As said last week, or the week before, I'm all about the story. If the art doesn't serve the story, it should be excised. However, I'm a novelist. I'm not even very good at short stories, much less short-shorts, and flash fiction? Fuggeddaboudit. (Or however that's spelt.)
When I was in high school, my English teacher gave an assignment to rewrite Beowulf as a Western. I wrote 13 pages (front-and-back, college-ruled paper--and I write pretty small), and wasn't through. I have never been a short-storyteller. But, I think there IS a place for pretty language that doesn't necessarily serve the story. Poetry.
I don't read a lot of poetry. It's not really "my thing," and--as in many other areas, I have what's considered rather plebeian taste in poetry. I like rhythmic, rhyming stuff. Things that are almost songs, just in the words. And I like poetry a lot as song lyrics. There's some pretty bad poetry in lyrics, but there's some good stuff out there too.
Thing is--and I don't think this is a contradiction--I don't like song-stories, otherwise known as ballads, very much. I like the older ballads well enough--things like The Highwayman or The Ballad of New Orleans--but things like "Lucille" or "A Boy Named Sue"? Not so much. Because once I've heard the story, I've heard it. I don't want to hear it a bazillion times more, even if it is set to music. I know how it comes out. (When combined with my antagonism toward monotonous boring music, this makes "Ode to Billy Joe"--the old 60s song about how "Billy Joe McAlister jumped off of Tallahatchee Bridge"--into my most despised song Ever.)
I'm sure y'all can name any number of exceptions, but I really prefer songs that--like poetry--create an emotion. A moment in time. A bit of "this is how I feel at this moment." Poetry is, to me, more like painting and music. Ephemeral stuff that bypasses the logical left brain and does a whammy on the emotive right brain--except poetry uses words and so has to bring the left brain in on it. Even poems like "My Last Duchess," by Robert Browning (which is a favorite) is about a moment. It tells a story, but it's still a moment in time, a kick of emotion.
So--poetic words can have their place in a novel, by creating moments of emotion. But in a novel, they have to serve the story.
I'm not sure I've made any sense at all here. I know I've wandered all over the place and probably haven't conveyed what I was attempting to say--but I tried.

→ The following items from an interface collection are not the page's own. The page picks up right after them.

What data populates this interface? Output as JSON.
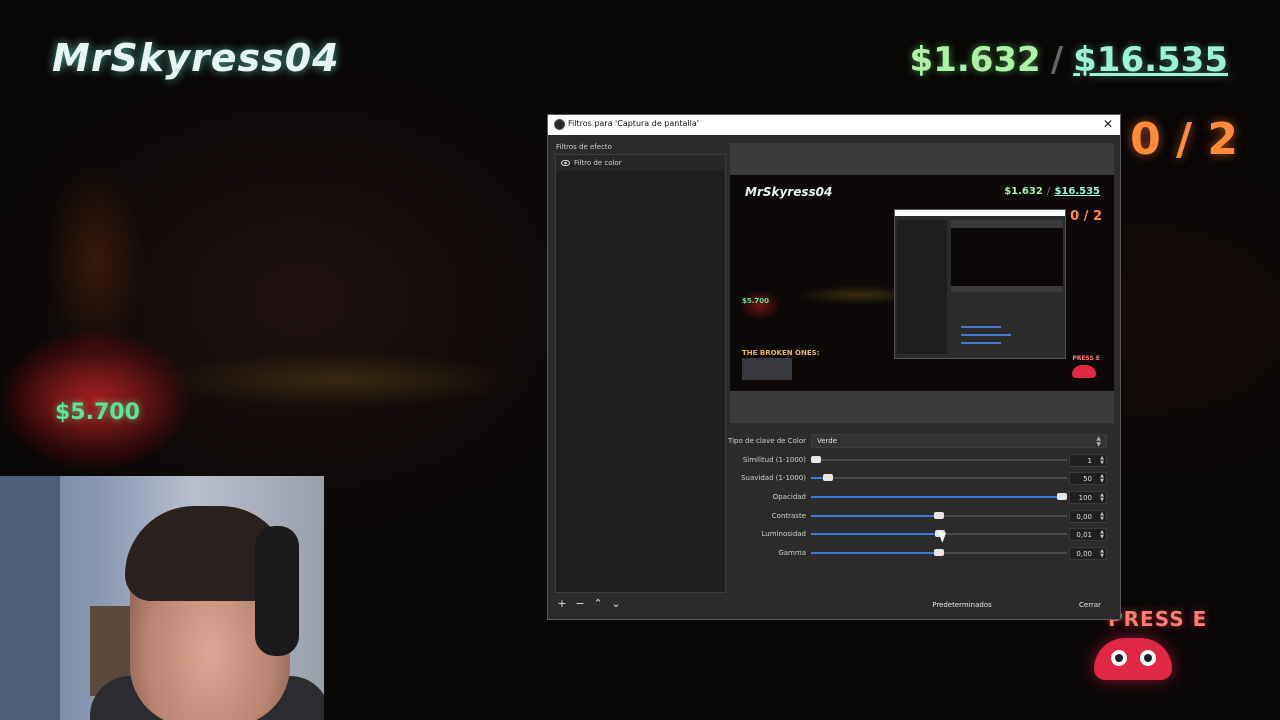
{
  "game": {
    "player_name": "MrSkyress04",
    "money_current": "$1.632",
    "money_separator": "/",
    "money_goal": "$16.535",
    "counter": "0 / 2",
    "pickup_value": "$5.700",
    "press_prompt": "PRESS E"
  },
  "dialog": {
    "title": "Filtros para 'Captura de pantalla'",
    "close_glyph": "✕",
    "effects_section_label": "Filtros de efecto",
    "filters": [
      {
        "label": "Filtro de color",
        "visible": true
      }
    ],
    "list_toolbar": {
      "add": "+",
      "remove": "−",
      "up": "⌃",
      "down": "⌄"
    },
    "preview": {
      "player_name": "MrSkyress04",
      "money_current": "$1.632",
      "money_separator": "/",
      "money_goal": "$16.535",
      "counter": "0 / 2",
      "pickup_value": "$5.700",
      "broken_ones": "THE BROKEN ONES:",
      "press_prompt": "PRESS E"
    },
    "properties": {
      "key_type_label": "Tipo de clave de Color",
      "key_type_value": "Verde",
      "sliders": [
        {
          "label": "Similitud (1-1000)",
          "value": "1",
          "fraction": 0.0
        },
        {
          "label": "Suavidad (1-1000)",
          "value": "50",
          "fraction": 0.05
        },
        {
          "label": "Opacidad",
          "value": "100",
          "fraction": 1.0
        },
        {
          "label": "Contraste",
          "value": "0,00",
          "fraction": 0.5
        },
        {
          "label": "Luminosidad",
          "value": "0,01",
          "fraction": 0.505
        },
        {
          "label": "Gamma",
          "value": "0,00",
          "fraction": 0.5
        }
      ]
    },
    "buttons": {
      "defaults": "Predeterminados",
      "close": "Cerrar"
    }
  },
  "colors": {
    "accent": "#3b78d8",
    "dialog_bg": "#2b2b2b",
    "money_green": "#aef0a8",
    "counter_orange": "#ff8a3a"
  }
}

Oh, and it looks like I may be going back to a more regular PT job. The girl who took over during my "leave of absence" is departing at the end of next week, and I'll be back at the newspaper on a more regular basis. Not sure how I feel about that, but... We'll get by.